There are clearly very significant packaging differences between the full electric Volta Zero and ‘traditional’ trucks. How have you used these packing opportunities to your advantage, and what challenges have you had to overcome?

“We have taken the opportunity an EV powertrain offers to completely rethink the way drivers and road users interact with a truck. Not having a diesel engine at the front of the truck which requires cooling allows us to seat the driver in the centre and at the same height as pedestrian standing on the pavement, transforming what the driver can see and eliminating blind spots that put pedestrians and cyclists a risk with traditional truck layouts. The lower seating position also makes getting in and out of the truck simple, eliminating the need for drivers to climb in and out of the truck from over 2 metres off the ground, thus reducing the risk of driver injury. The EV powertrain also comes with weight offsets that we need to compensate for in the rest of the truck to maintain a competitive payload capability. To do this, we are developing new composite materials to minimise weight in the body panels – something which is traditionally not a consideration that commercial vehicle OEMs prioritise.”

The Volta Zero was launched with natural composite external body panels as a world-first. What are the considerations and challenges engineers face bringing these new innovative composites to market at volume, rather than just one-off launch vehicles?

“Developing a new material is always a challenge on tight timescales – especially when we have such high surface quality expectations on the interior and exterior body panels. The broad range of environments – heat, cold, vibrations, salt, dirt and the physical loads a component is exposed to on a road vehicle, are a challenge for almost any material over the product lifespan.
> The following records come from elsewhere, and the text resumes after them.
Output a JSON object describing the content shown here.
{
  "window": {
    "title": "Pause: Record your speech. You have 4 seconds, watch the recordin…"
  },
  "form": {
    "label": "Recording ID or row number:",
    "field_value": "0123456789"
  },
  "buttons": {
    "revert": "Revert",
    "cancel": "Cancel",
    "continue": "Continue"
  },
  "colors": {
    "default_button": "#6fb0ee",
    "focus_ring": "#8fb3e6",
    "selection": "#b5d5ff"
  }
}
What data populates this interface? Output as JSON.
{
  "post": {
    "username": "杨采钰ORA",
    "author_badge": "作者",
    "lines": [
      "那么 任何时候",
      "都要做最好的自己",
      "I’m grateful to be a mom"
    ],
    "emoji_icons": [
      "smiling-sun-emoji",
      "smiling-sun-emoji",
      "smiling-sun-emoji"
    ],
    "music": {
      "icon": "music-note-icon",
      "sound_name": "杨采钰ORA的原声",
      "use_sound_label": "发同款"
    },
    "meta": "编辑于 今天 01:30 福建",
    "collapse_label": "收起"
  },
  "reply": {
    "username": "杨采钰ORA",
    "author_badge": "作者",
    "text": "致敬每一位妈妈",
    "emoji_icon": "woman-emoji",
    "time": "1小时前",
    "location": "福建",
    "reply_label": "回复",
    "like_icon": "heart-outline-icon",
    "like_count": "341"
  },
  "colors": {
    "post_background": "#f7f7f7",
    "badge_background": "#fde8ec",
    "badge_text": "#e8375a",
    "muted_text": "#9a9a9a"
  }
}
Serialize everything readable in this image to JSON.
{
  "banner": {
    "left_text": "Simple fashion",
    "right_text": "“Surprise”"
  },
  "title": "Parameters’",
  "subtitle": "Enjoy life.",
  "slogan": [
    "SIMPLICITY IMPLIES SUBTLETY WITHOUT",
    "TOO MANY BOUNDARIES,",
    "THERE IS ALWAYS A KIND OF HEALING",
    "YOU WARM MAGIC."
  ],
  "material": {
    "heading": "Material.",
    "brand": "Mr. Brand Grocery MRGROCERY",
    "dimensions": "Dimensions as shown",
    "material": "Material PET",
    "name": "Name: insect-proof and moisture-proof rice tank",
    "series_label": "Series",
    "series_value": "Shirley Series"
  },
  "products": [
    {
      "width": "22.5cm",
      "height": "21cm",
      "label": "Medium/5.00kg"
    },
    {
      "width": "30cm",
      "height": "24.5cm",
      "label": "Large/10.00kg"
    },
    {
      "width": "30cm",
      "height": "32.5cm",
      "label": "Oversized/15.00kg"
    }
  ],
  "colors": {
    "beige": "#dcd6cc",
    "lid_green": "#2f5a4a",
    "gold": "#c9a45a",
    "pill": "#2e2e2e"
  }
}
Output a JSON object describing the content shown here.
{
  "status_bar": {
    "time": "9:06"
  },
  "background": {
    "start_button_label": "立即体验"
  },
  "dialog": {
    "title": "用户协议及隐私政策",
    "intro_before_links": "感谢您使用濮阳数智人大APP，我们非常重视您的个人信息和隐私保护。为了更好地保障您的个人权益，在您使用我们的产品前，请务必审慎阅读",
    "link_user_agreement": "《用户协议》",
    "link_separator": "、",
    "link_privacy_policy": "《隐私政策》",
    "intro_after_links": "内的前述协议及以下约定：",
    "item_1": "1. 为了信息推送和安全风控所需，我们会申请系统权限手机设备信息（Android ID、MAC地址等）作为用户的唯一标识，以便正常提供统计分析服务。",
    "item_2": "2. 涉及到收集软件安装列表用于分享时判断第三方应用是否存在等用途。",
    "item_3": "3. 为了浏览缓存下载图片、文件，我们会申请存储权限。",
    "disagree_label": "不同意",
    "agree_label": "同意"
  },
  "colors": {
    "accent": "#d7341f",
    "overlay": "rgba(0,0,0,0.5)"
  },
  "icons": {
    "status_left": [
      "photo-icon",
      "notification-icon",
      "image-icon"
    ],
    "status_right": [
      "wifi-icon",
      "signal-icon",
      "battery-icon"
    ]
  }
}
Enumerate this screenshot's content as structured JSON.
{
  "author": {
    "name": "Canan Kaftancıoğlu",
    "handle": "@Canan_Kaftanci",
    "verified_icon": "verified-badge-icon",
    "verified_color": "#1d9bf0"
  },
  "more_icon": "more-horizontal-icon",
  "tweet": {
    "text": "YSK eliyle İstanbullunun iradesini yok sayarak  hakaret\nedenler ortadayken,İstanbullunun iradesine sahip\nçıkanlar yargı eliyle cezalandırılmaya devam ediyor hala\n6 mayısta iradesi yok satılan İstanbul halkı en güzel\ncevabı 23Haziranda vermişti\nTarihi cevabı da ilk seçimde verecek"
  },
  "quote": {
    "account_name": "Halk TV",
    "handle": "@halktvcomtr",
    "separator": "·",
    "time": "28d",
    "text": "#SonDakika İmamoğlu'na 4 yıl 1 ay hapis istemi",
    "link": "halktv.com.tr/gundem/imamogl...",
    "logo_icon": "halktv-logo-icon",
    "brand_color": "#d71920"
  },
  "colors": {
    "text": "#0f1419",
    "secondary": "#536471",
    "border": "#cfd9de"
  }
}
Therefore, to begin with, we work to understand the mechanical and chemical properties of a material and match these to the specific application in the vehicle. Once we have an idea of how the material would react in a real-world scenario, we can then develop a manufacturing process that allows us to learn how it behaves within a tool and then, ultimately, how to modify our design considerations to deploy it on a production component. Part of the study of how the material behaves in the tool is about understanding and developing how we can optimise the process to meet the quality targets & cycle times needed to scale production up to the volumes we are planning for the Volta Zero.”

Given all of your experiences, what’s your advice to a young engineer just setting out?

“My advice would be to find a business that can offer a good graduate development scheme, or one that gives you real responsibility and accountability from day 1. I have found that trying to do something myself is the best way to learn – even if that means I have made mistakes in the past.  However, it is these mistakes which I have probably learned the most from. Over the years, I have found that working with five principals has always been a solid basis for me.”

  • Get the basics right
  • The best solutions come when we understand the fundamentals of what we are doing and why we are doing it.
  • I’m a firm believer in ‘from first principals’ approach being the basis of our decisions and understanding the root cause of any problem helps to ensure that the solution is going to work.
  • Be passionate about what you do.
  • It doesn’t matter what you love doing if you are doing what you love.
  • Be proud of your work and make your work something to be proud of.
  • Do everything to the best of your abilities.
  • Let your work speak for itself.
  • It doesn’t matter if you get something wrong – its about how we work together to find the right solution.
  • Ask the right question.
  • Don’t be afraid or embarrassed to ask if you don’t understand.
  • Always work to understand why.
  • Be ready to be the most knowledgeable person in the room.
  • Ensure you know the details of your area of responsibility.
  • Always seek to find the real data and use this to drive your decisions.